asked the Secretary of State for the Home Department what is the percentage detection rate for crimes of burglary in the most recent period for which figures are available.

Photo of Mr William Whitelaw Mr William Whitelaw , Penrith and The Border

In 1981 the clear-up rate for recorded offences of burglary in England and Wales was 30 per cent. More recent figures are not available centrally.

Photo of Mr Edward Lyons Mr Edward Lyons , Bradford West

In view of the low percentage that the right hon. Gentleman has given, would it be right to say that a material increase in the clear-up rate, which would result in more convictions and more prison sentences, would mean that the prison system would collapse? Does he agree that the prison system survives on the low clear-up rate and that a high one would be disastrous?

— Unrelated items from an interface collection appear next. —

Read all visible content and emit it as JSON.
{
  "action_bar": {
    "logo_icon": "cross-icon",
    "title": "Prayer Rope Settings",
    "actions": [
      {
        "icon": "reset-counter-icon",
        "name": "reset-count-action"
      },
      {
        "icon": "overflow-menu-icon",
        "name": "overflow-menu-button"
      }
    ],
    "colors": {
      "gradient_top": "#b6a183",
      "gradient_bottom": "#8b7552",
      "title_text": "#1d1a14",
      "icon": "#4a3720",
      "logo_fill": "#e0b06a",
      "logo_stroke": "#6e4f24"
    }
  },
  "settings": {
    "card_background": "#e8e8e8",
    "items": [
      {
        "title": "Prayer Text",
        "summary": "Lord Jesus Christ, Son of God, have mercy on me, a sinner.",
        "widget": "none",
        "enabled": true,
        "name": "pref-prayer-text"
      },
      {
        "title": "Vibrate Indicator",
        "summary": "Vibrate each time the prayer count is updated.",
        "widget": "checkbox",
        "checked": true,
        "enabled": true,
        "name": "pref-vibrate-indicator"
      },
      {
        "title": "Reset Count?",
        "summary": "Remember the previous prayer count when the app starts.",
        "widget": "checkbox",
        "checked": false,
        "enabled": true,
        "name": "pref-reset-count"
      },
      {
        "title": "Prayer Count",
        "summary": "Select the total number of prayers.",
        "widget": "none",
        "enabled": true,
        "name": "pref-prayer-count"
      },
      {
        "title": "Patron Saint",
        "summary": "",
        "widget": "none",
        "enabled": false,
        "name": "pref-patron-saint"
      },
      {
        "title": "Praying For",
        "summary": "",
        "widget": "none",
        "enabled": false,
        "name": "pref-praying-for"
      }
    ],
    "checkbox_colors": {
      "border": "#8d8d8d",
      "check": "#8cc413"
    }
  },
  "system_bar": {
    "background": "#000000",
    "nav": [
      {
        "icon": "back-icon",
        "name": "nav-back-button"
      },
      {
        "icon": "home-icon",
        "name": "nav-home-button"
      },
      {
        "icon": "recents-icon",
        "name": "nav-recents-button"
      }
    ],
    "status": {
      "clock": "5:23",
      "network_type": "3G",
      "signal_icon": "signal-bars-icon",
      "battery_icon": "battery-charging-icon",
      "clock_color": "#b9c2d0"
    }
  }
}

Photo of Mr William Whitelaw Mr William Whitelaw , Penrith and The Border

I do not agree, especially as it is the Government's policy, for which I am responsible, to ensure that the prisons have sufficient places for those whom judges and magistrates convict for the crimes with which they are charged. My task in doing that would be much easier if the leader of the party to which the hon. and learned Gentleman now belongs had not done everything that he could to undermine the building of the prison system of the future.

Photo of Mr Michael Shersby Mr Michael Shersby , Hillingdon Uxbridge

Will my right hon. Friend ask the police to do everything possible to encourage members of the public to make their homes secure against burglary? Does he agree that about 80 per cent. of all burglaries could be prevented by proper precautions being taken by householders?

Photo of Mr William Whitelaw Mr William Whitelaw , Penrith and The Border

That is an important point. I am glad to say that the police, with the support of the public and many consultative groups which we are now setting up, are keen to achieve lower crime figures and to encourage crime prevention methods in houses in their areas. The more difficult it becomes for people to burgle houses, the better it will be for the community.